### [Instructions to follow]
What you return should match the data below exactly, line for line.
━━━ Task material
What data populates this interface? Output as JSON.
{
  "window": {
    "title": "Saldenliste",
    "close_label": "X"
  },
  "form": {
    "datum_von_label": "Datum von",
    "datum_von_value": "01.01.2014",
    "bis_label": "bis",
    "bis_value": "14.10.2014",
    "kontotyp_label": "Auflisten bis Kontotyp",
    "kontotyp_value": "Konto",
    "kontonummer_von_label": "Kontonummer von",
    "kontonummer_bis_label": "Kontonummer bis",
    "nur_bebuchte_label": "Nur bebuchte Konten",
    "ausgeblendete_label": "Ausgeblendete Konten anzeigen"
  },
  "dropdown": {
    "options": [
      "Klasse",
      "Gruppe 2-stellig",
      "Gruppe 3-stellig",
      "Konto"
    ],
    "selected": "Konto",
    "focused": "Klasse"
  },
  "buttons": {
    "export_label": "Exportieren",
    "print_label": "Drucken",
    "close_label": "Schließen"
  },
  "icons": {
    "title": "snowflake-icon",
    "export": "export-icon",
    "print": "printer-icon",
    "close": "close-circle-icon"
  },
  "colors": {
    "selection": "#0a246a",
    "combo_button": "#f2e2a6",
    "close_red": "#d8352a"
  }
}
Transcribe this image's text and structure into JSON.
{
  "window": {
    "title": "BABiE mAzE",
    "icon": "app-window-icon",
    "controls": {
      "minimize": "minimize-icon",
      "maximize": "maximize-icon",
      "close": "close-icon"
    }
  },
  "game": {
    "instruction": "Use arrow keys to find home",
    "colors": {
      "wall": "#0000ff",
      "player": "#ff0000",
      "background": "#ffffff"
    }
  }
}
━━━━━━
### [Finished task]
What data populates this interface? Output as JSON.
{
  "window": {
    "title": "Saldenliste",
    "close_label": "X"
  },
  "form": {
    "datum_von_label": "Datum von",
    "datum_von_value": "01.01.2014",
    "bis_label": "bis",
    "bis_value": "14.10.2014",
    "kontotyp_label": "Auflisten bis Kontotyp",
    "kontotyp_value": "Konto",
    "kontonummer_von_label": "Kontonummer von",
    "kontonummer_bis_label": "Kontonummer bis",
    "nur_bebuchte_label": "Nur bebuchte Konten",
    "ausgeblendete_label": "Ausgeblendete Konten anzeigen"
  },
  "dropdown": {
    "options": [
      "Klasse",
      "Gruppe 2-stellig",
      "Gruppe 3-stellig",
      "Konto"
    ],
    "selected": "Konto",
    "focused": "Klasse"
  },
  "buttons": {
    "export_label": "Exportieren",
    "print_label": "Drucken",
    "close_label": "Schließen"
  },
  "icons": {
    "title": "snowflake-icon",
    "export": "export-icon",
    "print": "printer-icon",
    "close": "close-circle-icon"
  },
  "colors": {
    "selection": "#0a246a",
    "combo_button": "#f2e2a6",
    "close_red": "#d8352a"
  }
}
Transcribe this image's text and structure into JSON.
{
  "window": {
    "title": "BABiE mAzE",
    "icon": "app-window-icon",
    "controls": {
      "minimize": "minimize-icon",
      "maximize": "maximize-icon",
      "close": "close-icon"
    }
  },
  "game": {
    "instruction": "Use arrow keys to find home",
    "colors": {
      "wall": "#0000ff",
      "player": "#ff0000",
      "background": "#ffffff"
    }
  }
}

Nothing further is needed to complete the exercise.